Global oil demand will recover to pre-pandemic levels by the end of 2022, as recovering economies require oil-producing countries to pump more fossil fuels, according to the International Energy Agency (IEA).
Members of the Organization of the Petroleum Exporting Countries (OPEC) and its allies, including Russia, collectively known as OPEC +, will need to “turn on the taps to keep world oil markets adequately supplied,” the world energy watchdog said. in its monthly oil report.
Oil demand is expected to rebound by 5.4 million barrels per day this year, one of the fastest increases on record, and by another 3.1 million in 2022, pushing crude consumption above the average. 100 million for the first time by the end of next year. the IEA said.
It follows a record drop in 2020 as Covid-19 took hold around the world, temporarily closing factories, disrupting trade and putting the brakes on international travel, causing demand to plunge by 9 million barrels per day.
The watchdog’s forecast of rising appetite for crude threatens to disappoint those who expected global oil use would have peaked in 2019 before the pandemic, underscoring the “enormous effort needed to get on track” to achieve the energy sector’s goal of zero net carbon emissions. emissions by 2050, considered crucial to combat the climate emergency.
The IEA had warned a year ago that global oil demand could rise faster in 2021 than ever before, unless more green policies are adopted to curb consumption.
The launch of the vaccine is expected to contribute to the increase in oil consumption. The IEA warned that while the end of the pandemic is in sight in advanced economies, “the slow distribution of vaccines could still jeopardize the recovery in non-OECD countries.”
He predicted that the post-Covid recovery will be uneven across regions of the world, and the rebound in demand for oil will vary between sectors and products.
Kerosene and jet fuel will see the biggest jump in demand, increasing by 1.5 million barrels a day year-over-year as air travel slowly restarts after the pandemic, although the IEA anticipates that the sector of Aviation will be the slowest to experience a full recovery, as travel restrictions are expected to remain in place for some time.
The IEA forecasts smaller jumps in demand for gasoline and diesel as people return to their cars, but predicts that this will remain below pre-Covid levels, as a result of a permanent shift to more work at home. and increased sales of electric vehicles and more. efficient cars.

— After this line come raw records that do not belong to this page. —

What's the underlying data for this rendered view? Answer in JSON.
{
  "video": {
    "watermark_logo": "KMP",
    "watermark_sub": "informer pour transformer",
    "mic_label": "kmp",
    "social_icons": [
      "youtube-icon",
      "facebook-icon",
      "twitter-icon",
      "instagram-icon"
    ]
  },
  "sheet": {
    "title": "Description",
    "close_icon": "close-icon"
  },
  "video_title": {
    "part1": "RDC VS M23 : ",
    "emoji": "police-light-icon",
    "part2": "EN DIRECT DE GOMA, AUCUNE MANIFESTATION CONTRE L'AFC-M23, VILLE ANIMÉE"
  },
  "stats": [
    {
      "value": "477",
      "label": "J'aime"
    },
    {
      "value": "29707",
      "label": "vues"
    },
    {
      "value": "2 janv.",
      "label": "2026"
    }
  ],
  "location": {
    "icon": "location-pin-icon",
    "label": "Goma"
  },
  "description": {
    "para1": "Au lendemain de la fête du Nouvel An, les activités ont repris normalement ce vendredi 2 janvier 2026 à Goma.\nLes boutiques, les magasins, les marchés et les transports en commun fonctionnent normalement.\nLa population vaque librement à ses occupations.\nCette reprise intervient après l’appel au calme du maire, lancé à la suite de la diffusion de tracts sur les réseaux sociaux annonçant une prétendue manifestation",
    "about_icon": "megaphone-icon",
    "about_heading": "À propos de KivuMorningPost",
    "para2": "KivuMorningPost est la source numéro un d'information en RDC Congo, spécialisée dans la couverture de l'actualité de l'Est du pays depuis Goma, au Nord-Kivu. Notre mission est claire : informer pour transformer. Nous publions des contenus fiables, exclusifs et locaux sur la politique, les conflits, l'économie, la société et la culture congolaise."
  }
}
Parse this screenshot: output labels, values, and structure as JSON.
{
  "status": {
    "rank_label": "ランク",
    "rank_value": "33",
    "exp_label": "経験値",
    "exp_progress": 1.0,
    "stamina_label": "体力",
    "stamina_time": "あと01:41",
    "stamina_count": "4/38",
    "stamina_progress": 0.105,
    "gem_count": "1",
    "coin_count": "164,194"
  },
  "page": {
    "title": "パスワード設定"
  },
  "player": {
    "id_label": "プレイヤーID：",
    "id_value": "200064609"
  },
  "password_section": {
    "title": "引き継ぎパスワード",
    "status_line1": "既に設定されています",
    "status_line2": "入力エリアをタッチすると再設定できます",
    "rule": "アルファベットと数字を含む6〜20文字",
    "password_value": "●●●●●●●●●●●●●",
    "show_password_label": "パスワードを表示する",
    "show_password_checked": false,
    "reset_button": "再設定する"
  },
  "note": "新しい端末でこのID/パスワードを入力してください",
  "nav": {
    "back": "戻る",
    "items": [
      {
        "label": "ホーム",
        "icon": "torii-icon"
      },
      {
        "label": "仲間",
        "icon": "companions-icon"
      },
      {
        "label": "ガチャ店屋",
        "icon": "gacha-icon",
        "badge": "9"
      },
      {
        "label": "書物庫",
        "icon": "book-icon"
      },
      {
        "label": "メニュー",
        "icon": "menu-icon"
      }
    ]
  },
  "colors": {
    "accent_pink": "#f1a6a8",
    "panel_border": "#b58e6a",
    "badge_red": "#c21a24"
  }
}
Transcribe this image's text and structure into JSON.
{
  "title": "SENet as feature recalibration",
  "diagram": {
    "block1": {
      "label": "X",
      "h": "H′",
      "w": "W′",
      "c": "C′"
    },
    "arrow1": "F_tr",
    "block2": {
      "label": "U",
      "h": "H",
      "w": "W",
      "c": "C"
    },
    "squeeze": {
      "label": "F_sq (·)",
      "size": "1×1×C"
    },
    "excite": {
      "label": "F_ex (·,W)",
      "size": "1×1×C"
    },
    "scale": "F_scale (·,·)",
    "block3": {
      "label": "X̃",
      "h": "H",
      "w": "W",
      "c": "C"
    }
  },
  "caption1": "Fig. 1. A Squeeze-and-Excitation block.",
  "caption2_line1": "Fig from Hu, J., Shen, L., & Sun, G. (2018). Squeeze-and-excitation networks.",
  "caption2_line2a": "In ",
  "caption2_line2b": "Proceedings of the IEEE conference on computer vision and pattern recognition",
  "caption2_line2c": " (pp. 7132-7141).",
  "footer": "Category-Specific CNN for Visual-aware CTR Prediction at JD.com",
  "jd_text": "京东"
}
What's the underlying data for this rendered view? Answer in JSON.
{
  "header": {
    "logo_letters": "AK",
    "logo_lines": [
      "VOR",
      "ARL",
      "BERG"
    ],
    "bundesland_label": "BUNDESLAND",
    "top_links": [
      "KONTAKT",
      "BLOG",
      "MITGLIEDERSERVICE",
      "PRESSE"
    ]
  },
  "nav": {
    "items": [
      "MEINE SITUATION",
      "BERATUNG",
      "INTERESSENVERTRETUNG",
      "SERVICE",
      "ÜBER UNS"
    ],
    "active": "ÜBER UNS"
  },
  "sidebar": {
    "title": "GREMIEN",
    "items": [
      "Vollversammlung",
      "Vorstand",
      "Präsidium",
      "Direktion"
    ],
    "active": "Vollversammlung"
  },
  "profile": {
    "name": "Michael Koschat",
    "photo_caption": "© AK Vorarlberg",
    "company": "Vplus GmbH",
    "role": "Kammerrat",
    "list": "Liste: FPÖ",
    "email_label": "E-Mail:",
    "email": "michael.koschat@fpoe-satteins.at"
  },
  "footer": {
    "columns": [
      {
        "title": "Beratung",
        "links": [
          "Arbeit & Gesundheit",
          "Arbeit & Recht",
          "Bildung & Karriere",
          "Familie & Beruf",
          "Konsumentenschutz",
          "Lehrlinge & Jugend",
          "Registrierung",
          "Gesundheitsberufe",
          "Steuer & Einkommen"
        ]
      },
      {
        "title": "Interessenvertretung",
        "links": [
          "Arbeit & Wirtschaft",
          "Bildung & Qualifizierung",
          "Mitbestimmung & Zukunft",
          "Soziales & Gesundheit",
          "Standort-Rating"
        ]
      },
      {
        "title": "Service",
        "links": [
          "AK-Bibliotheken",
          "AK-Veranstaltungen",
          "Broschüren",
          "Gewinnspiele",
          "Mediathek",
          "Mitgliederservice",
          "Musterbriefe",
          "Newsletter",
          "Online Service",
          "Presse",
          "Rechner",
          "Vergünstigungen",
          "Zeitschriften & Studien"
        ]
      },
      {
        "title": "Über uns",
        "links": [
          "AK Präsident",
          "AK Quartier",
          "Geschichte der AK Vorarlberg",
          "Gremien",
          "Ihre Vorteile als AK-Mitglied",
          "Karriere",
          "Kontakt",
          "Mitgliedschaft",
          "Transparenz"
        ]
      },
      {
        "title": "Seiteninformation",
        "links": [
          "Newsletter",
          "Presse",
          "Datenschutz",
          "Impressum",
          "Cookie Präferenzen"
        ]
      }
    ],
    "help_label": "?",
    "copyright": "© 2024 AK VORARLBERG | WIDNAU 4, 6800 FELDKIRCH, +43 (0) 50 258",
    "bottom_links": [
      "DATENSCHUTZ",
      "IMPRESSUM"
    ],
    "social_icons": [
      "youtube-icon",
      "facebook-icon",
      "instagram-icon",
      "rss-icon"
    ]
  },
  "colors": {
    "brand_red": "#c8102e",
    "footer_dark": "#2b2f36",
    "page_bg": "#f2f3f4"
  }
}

The IEA does not foresee any problems with oil producers in order to meet the growing demand, but added that the timing of the lifting of sanctions on Iranian oil was important.
OPEC + cut oil production at the start of the pandemic in 2020, and has Gradually unroll the cutsbut has not submitted its plans beyond July.
Growing demand for oil has driven up crude prices in recent weeks. They moved above $ 72.70 a barrel on Friday, a day after closing at their highest level since May 2019.
“The reopening of Europe, strong Chinese industrial activity and recent encouraging signs from the United States provide bullish signals for traders around the world and are key drivers of the ongoing rally,” said Louise Dickson, oil markets analyst at the consultancy. Rystad Energy.
Dickson added that there is consensus that OPEC + will have to end its conservative approach to oil production that has been in place since 2020. “OPEC + will have to loosen the valve and bring more supply back faster, from otherwise you risk a further increase in prices, “he said.
George is Digismak’s reported cum editor with 13 years of experience in Journalism